Angola is the third African nation to sign the accords, after Rwanda and Nigeria, which joined in December 2022 during the US-Africa Leaders Summit.
Photo credit: NASA

Angola has signed the Artemis Accords, led by the United States, marking a significant step in fostering best practices for space exploration. This makes Angola the third African nation to align with the principles outlined in the Artemis Accords.

The signing took place during the visit of Angola’s president, João Lourenço, to the White House to meet with President Joe Biden.

The Artemis Accords, initiated in 2020 by NASA in collaboration with the US Department of State and seven other original signatories, provide a practical framework for nations involved in space exploration cooperation, particularly those engaged in NASA’s Artemis programme.

These Accords establish a set of principles that guide collaboration and reinforce key obligations outlined in the 1967 Outer Space Treaty. Additionally, they strengthen commitments to the Registration Convention, the Rescue and Return Agreement, and uphold best practices and norms of responsible behaviour. This includes the public release of scientific data, aligning with NASA and its partners’ dedication to transparency and responsible space exploration.

Originally signed by eight nations, the Artemis Accords have seen ongoing discussions among signatories on effective implementation strategies. Angola’s recent endorsement reflects a growing international interest in joining this collaborative effort.

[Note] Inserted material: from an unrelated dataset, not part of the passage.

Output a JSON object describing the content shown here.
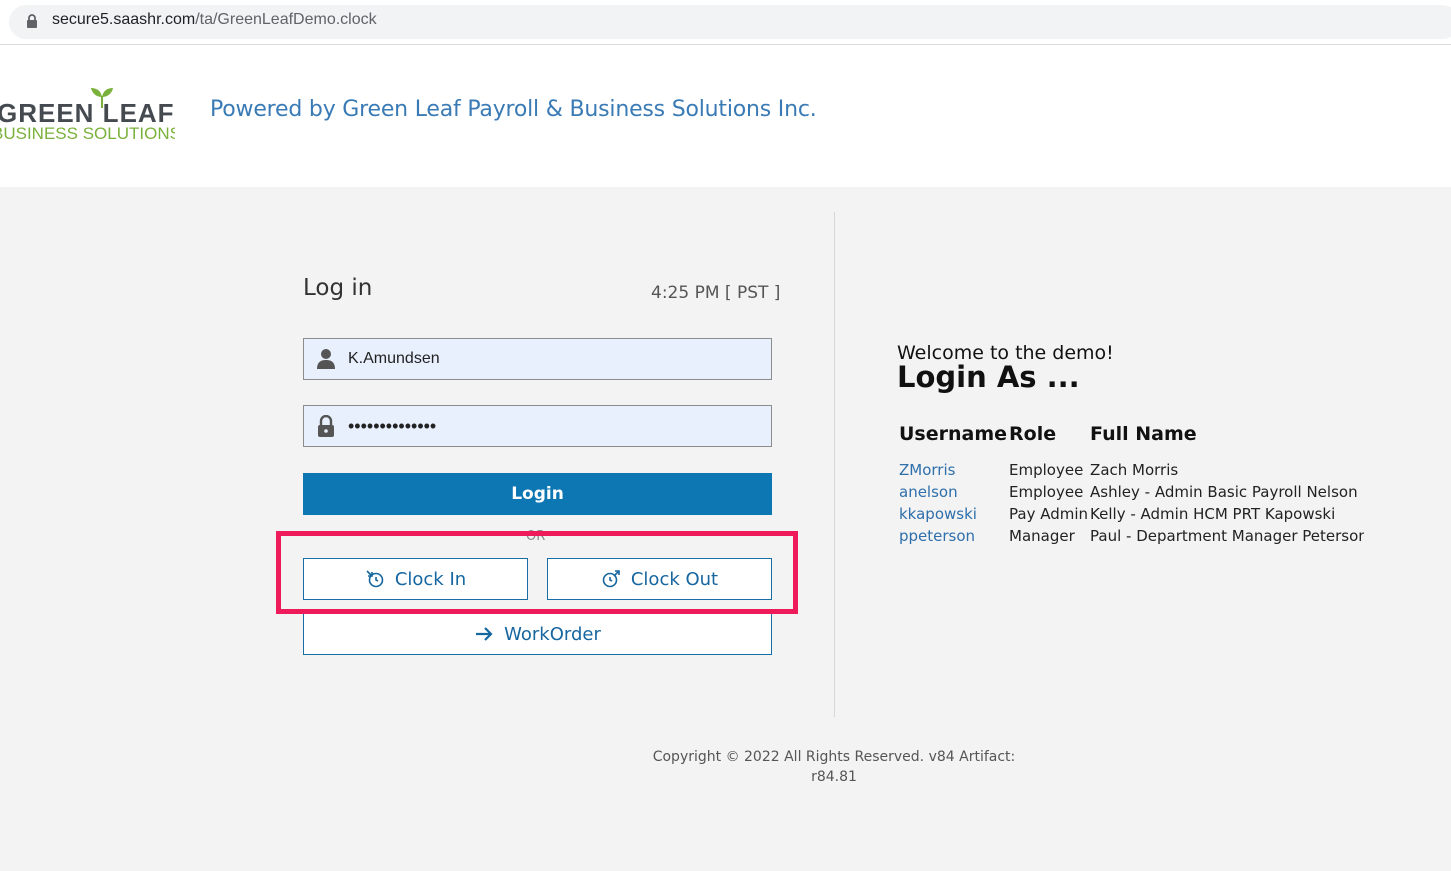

As more countries are anticipated to sign the Artemis Accords in the coming months and years, NASA continues its collaboration with global partners to establish a future in space that is safe, peaceful, and prosperous.